Jon Pareles of The New York Times just wrote an article about SXSW and the major theme amongst artists is the lack of need for a record label in order to have a successful career. SXSW is an annual music conference held in March in Austin, Texas. It's a chance for unsigned bands to get noticed and signed artists to increase their fan base. During the day there are workshops run by leaders in the music industry, and at night all the music clubs host multiple bands. Apparently this year, major label representatives were not in great attendance as they have been in past years, which is interesting since the convention has been designed largely as a showcase for bands to get signed.
I’ve been predicting the end of record labels for the last few years as they have repeatedly refused to move with the times (for the most part). I think there are many benefits for a musician not being signed to a label.

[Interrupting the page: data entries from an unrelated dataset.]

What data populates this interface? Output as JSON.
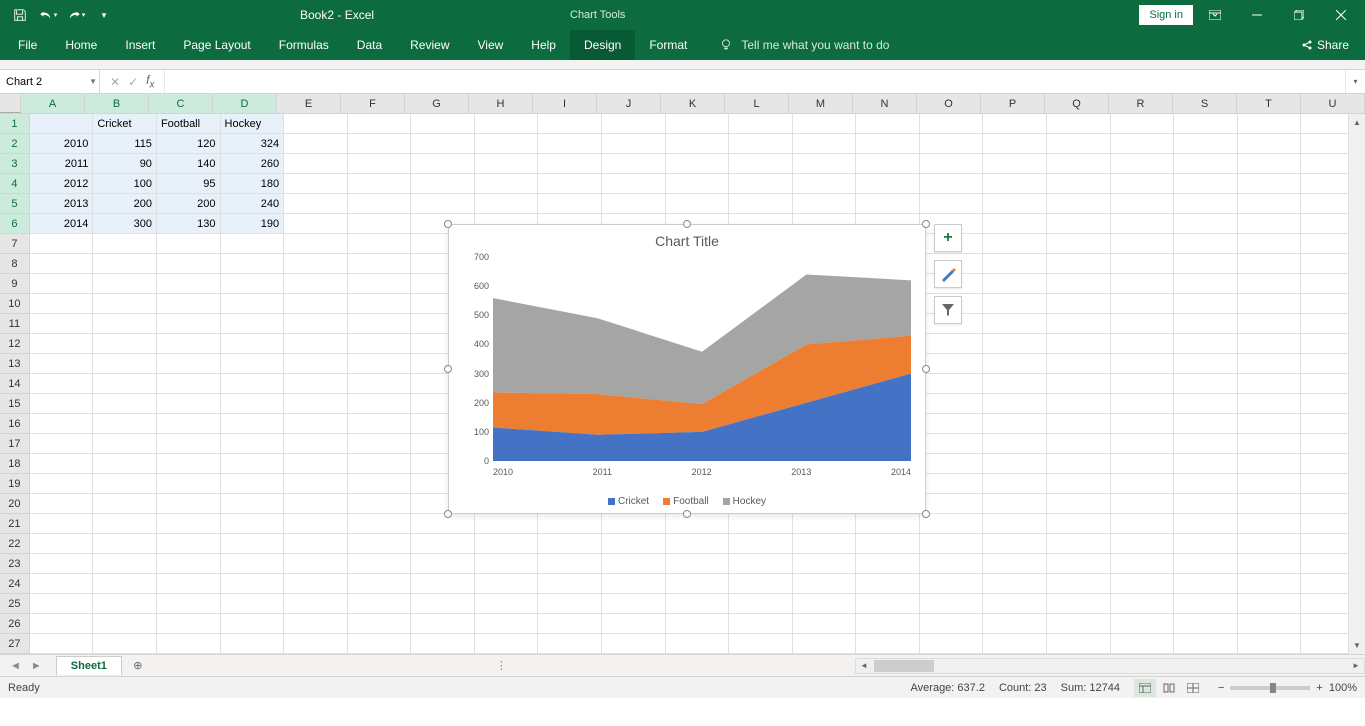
{
  "app": {
    "doc_title": "Book2 - Excel",
    "chart_tools": "Chart Tools",
    "signin": "Sign in"
  },
  "tabs": {
    "file": "File",
    "home": "Home",
    "insert": "Insert",
    "page_layout": "Page Layout",
    "formulas": "Formulas",
    "data": "Data",
    "review": "Review",
    "view": "View",
    "help": "Help",
    "design": "Design",
    "format": "Format",
    "tellme": "Tell me what you want to do",
    "share": "Share"
  },
  "formula": {
    "namebox": "Chart 2",
    "value": ""
  },
  "grid": {
    "cols": [
      "A",
      "B",
      "C",
      "D",
      "E",
      "F",
      "G",
      "H",
      "I",
      "J",
      "K",
      "L",
      "M",
      "N",
      "O",
      "P",
      "Q",
      "R",
      "S",
      "T",
      "U"
    ],
    "headers": {
      "B": "Cricket",
      "C": "Football",
      "D": "Hockey"
    },
    "rows": [
      {
        "n": "1"
      },
      {
        "n": "2"
      },
      {
        "n": "3"
      },
      {
        "n": "4"
      },
      {
        "n": "5"
      },
      {
        "n": "6"
      },
      {
        "n": "7"
      },
      {
        "n": "8"
      },
      {
        "n": "9"
      },
      {
        "n": "10"
      },
      {
        "n": "11"
      },
      {
        "n": "12"
      },
      {
        "n": "13"
      },
      {
        "n": "14"
      },
      {
        "n": "15"
      },
      {
        "n": "16"
      },
      {
        "n": "17"
      },
      {
        "n": "18"
      },
      {
        "n": "19"
      },
      {
        "n": "20"
      },
      {
        "n": "21"
      },
      {
        "n": "22"
      },
      {
        "n": "23"
      },
      {
        "n": "24"
      },
      {
        "n": "25"
      },
      {
        "n": "26"
      },
      {
        "n": "27"
      }
    ],
    "data": [
      [
        "2010",
        "115",
        "120",
        "324"
      ],
      [
        "2011",
        "90",
        "140",
        "260"
      ],
      [
        "2012",
        "100",
        "95",
        "180"
      ],
      [
        "2013",
        "200",
        "200",
        "240"
      ],
      [
        "2014",
        "300",
        "130",
        "190"
      ]
    ]
  },
  "chart_data": {
    "type": "area",
    "title": "Chart Title",
    "categories": [
      "2010",
      "2011",
      "2012",
      "2013",
      "2014"
    ],
    "series": [
      {
        "name": "Cricket",
        "values": [
          115,
          90,
          100,
          200,
          300
        ],
        "color": "#4472c4"
      },
      {
        "name": "Football",
        "values": [
          120,
          140,
          95,
          200,
          130
        ],
        "color": "#ed7d31"
      },
      {
        "name": "Hockey",
        "values": [
          324,
          260,
          180,
          240,
          190
        ],
        "color": "#a5a5a5"
      }
    ],
    "ylim": [
      0,
      700
    ],
    "yticks": [
      0,
      100,
      200,
      300,
      400,
      500,
      600,
      700
    ],
    "stacked": true
  },
  "sheets": {
    "active": "Sheet1"
  },
  "status": {
    "ready": "Ready",
    "avg": "Average: 637.2",
    "count": "Count: 23",
    "sum": "Sum: 12744",
    "zoom": "100%"
  }
}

I’ve seen first hand, from my experience at major labels, where they will sign up and coming artists but when an instant hit doesn’t happen, they’re tossed aside and ultimately dropped. That used to be the kiss of death for a band or artist because the thought was if they can't make it on a major, they can't make it (I certainly don't agree with that). The labels missed the key element which is artist development – having a long term commitment to work them and build their fan base.
Not being on a label means artists have a lot more control over their own careers (not just financially as the label who takes a huge cut is eliminated) and can virtually dictate exactly how they want their album presented to the public. It costs very little, once an album is recorded, to package and sell it. There are a host of companies online that will do it for a really good price.
The internet also offers a greater chance of their music being heard. Over the last few years, the trend has been leaning towards music buyers listening online as well as downloading albums/singles (versus buying the actual CD). There are a plethora of sites such as Myspace, Facebook, and Yahoo Music for example, where you can find pretty much any sort of music you like. Downloading sites such as iTunes and Limewire offer inexpensive rates to purchase music.
Other ways artists can increase their exposure without a major label is to have their song placed in a commercial (I’ve discovered some great artists that way). Blogging has also become a huge promotional tool.
Despite the lack of need for a record label these days, I will maintain that in order to streamline an artists' promotion campaign, having a publicist and radio promotion person on hand is still needed. The internet may be the way of the future but until print and regular radio disappear, they are still very viable and necessary outlets that will help an artist gain exposure.
It’s interesting to see some major acts deserting their labels (Radiohead, The Eagles, Nine Inch Nails etc.) to go it on their own. Hats off to producer Daniel Lanois who has set up an online store for his Redfloor Records.
All that said, I still have mixed feelings about the end of the record labels. I’m a bit sentimental and I think back to the days when they were all about the music. Artists were signed and there was a long term commitment to promoting their MUSIC. But these days, they are so focused on the flavor of the month and the image of the artist is what is promoted, not the music. I see the changes happening as a positive in the sense that it allows artists — who a label might not otherwise touch if they didn’t see multiple dollar signs — a chance to get heard.Powered by Sidelines